The next thing you should consider is the device on which content is consumed. You have already obtained this information from your Google Analytics. If more than 20% of your visitors are coming from handheld devices it’s time you adopted a responsive theme.
Most new bloggers write great articles, but they do not promote them at all. This is like holding a speech in an empty room. Simply creating exceptional content and waiting for something to happen won’t cut it. Instead of publishing articles every day, why not spend your time promoting it? The best way to attract relevant traffic to your blog is by ‘snatching’ readers from other websites.
2. Amplify your Content Strategy with User Personas
I strongly believe that bloggers should first write for their readers, and then for search engines. This is the only way to write content that moves. Creating a persona will not only bring you one step closer to your ideal audience, it will also help you tailor powerful messages.
“Personas are fictional, generalized characters that encompass the various needs, goals, and observed behaviour patterns among your real and potential customers. They help you understand your customers better.” (Source: HubSpot)
Creating a persona is difficult and time-consuming, but it will enable you to truly capture the demographics, attitudes, interests, fears, aspirations and values of your audience. This list is far from exhaustive, and you can include as much information as possible. The next time you write an article, write with this persona in mind. Your voice will become personal, concise and clear.

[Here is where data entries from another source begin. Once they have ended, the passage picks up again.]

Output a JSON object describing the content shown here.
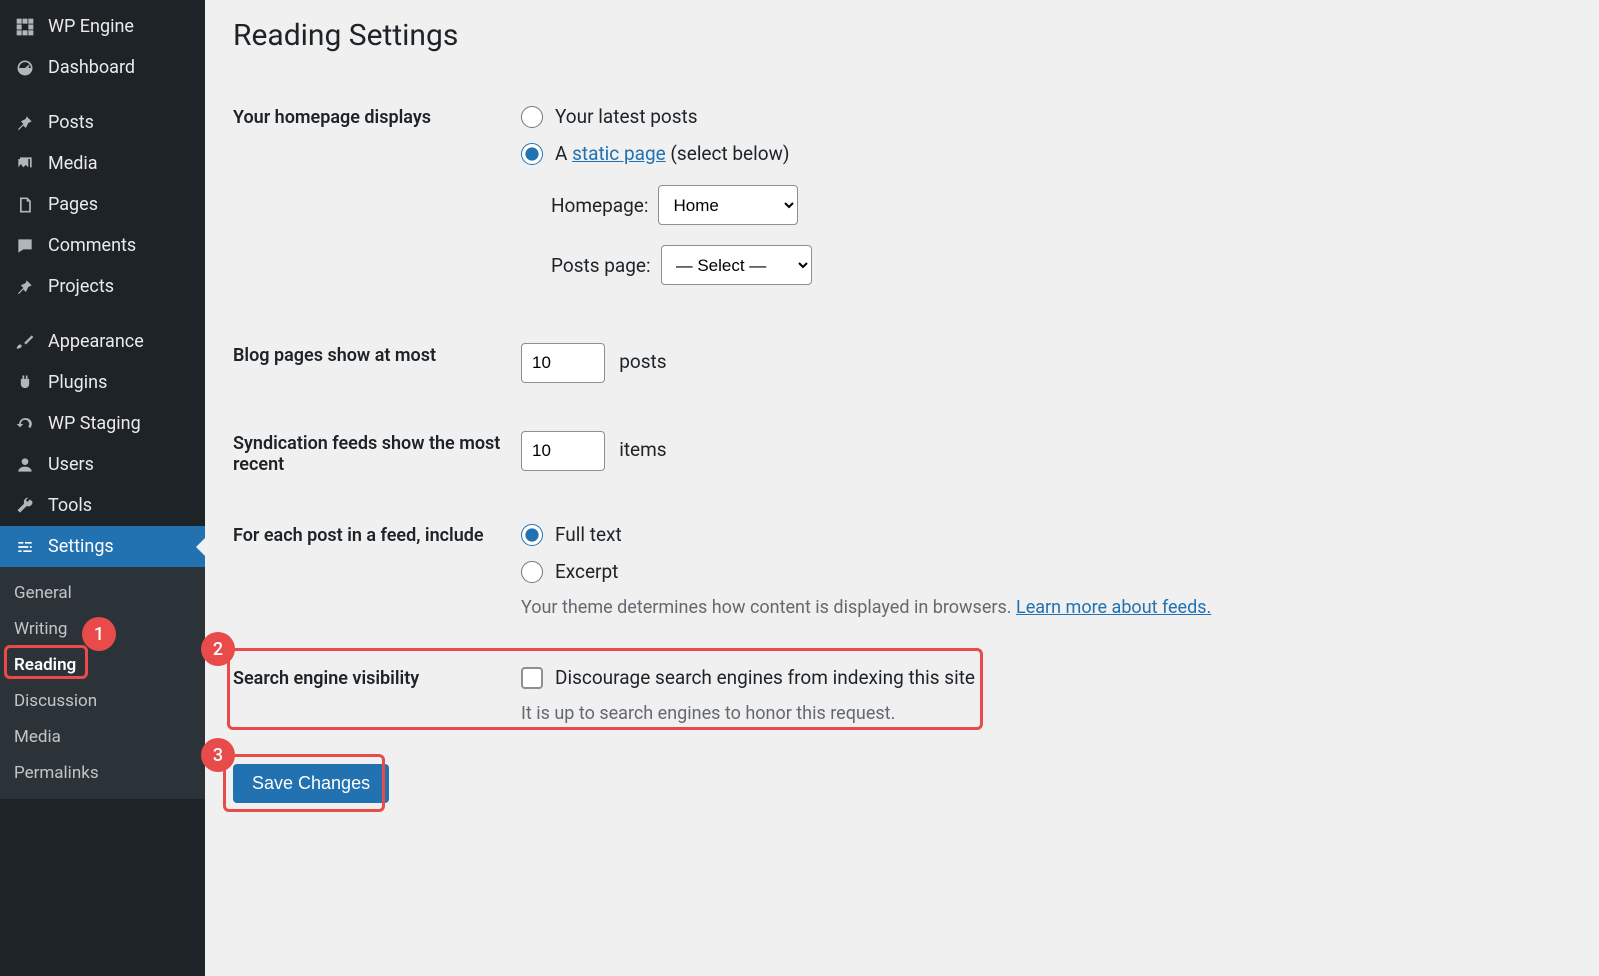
{
  "sidebar": {
    "items": [
      {
        "label": "WP Engine"
      },
      {
        "label": "Dashboard"
      },
      {
        "label": "Posts"
      },
      {
        "label": "Media"
      },
      {
        "label": "Pages"
      },
      {
        "label": "Comments"
      },
      {
        "label": "Projects"
      },
      {
        "label": "Appearance"
      },
      {
        "label": "Plugins"
      },
      {
        "label": "WP Staging"
      },
      {
        "label": "Users"
      },
      {
        "label": "Tools"
      },
      {
        "label": "Settings"
      }
    ],
    "submenu": [
      {
        "label": "General"
      },
      {
        "label": "Writing"
      },
      {
        "label": "Reading"
      },
      {
        "label": "Discussion"
      },
      {
        "label": "Media"
      },
      {
        "label": "Permalinks"
      }
    ]
  },
  "page": {
    "title": "Reading Settings"
  },
  "homepage": {
    "label": "Your homepage displays",
    "opt_latest": "Your latest posts",
    "opt_static_prefix": "A ",
    "opt_static_link": "static page",
    "opt_static_suffix": " (select below)",
    "homepage_label": "Homepage:",
    "homepage_value": "Home",
    "postspage_label": "Posts page:",
    "postspage_value": "— Select —"
  },
  "blog_pages": {
    "label": "Blog pages show at most",
    "value": "10",
    "unit": "posts"
  },
  "syndication": {
    "label": "Syndication feeds show the most recent",
    "value": "10",
    "unit": "items"
  },
  "feed_content": {
    "label": "For each post in a feed, include",
    "opt_full": "Full text",
    "opt_excerpt": "Excerpt",
    "desc_prefix": "Your theme determines how content is displayed in browsers. ",
    "desc_link": "Learn more about feeds."
  },
  "seo": {
    "label": "Search engine visibility",
    "checkbox_label": "Discourage search engines from indexing this site",
    "desc": "It is up to search engines to honor this request."
  },
  "save": {
    "label": "Save Changes"
  },
  "annotations": {
    "b1": "1",
    "b2": "2",
    "b3": "3"
  }
}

3. Try to Understand SEO
Search engine optimization isn’t some strange kind of dark magic that you can use to manipulate SERPs. Writing content only with search engines in mind isn’t going to get you very far, but failing to implement basic strategies will also make you lose out on organic traffic. By identifying and highlighting relevant and timely keywords you can help Google understand what your page is about. User-experience is also a major part of SEO.
People who are quickly exiting your pages, high load-time, broken pages and other factors will negatively influence your rankings. If you’re new to SEO I suggest reading the Beginner’s SEO guide by Moz, the Beginner’s Guide to Keyword Research and following major publications such as Search Engine Journal, Quicksprout and Kissmetrics.

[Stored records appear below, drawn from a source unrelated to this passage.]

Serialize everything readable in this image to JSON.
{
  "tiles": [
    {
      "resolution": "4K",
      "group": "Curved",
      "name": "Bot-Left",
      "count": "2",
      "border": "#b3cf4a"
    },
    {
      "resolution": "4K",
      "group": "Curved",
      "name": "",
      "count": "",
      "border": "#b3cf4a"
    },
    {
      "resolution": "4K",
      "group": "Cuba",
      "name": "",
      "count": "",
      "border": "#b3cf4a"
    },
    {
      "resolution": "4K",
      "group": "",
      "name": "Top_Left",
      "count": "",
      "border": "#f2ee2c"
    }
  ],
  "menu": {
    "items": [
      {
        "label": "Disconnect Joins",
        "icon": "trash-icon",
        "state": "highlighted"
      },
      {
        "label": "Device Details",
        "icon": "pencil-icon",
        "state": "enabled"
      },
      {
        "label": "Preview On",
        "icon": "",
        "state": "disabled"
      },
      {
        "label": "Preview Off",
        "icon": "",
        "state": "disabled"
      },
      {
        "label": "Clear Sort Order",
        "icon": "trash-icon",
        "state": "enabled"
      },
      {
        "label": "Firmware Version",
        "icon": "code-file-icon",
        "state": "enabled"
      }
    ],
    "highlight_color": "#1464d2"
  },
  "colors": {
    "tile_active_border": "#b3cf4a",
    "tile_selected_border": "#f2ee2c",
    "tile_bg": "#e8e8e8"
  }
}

Furthermore, if you’ve already developed a user persona, you might want to focus your keywords strategy around it. Take into account parameters such as search volume, CPC, difficulty or competition, and the keyphrase’s form (long-tail keywords will always perform better than short tails).
4. Promote your Website on Social Channels
As I already mentioned, the best strategy here would be to focus on the social media channels that are right for your business. Naturally, you should have a basic presence on all major platforms, but your promotion efforts should be directed to one, maximum two channels. If you can’t decide what social channel would be best suited, simply take a look at your competitors.
When posting, you should stick to the 4-4-1 rule (40% curated content, 40% interesting & engaging content, 20% your own content). You can promote anything from eBooks and events to quotes, testimonials and infographics on social media. Sharing content from influencers in your niche and commenting on their pages will also increase your chances of getting noticed by them and, hopefully, have them follow & share your own work.
These are only a few ideas of what you can do. Remember: the most important thing is to work with your demographics data to find out why the wrong audience is coming to your blog. Monitor the performance of your competitors to find out what techniques they are applying to attract their ideal readers and experiment with them.
Hook your readers first: 4 Tips to Writing Great Headlines
Image Sources: depositphotos, Google Analytics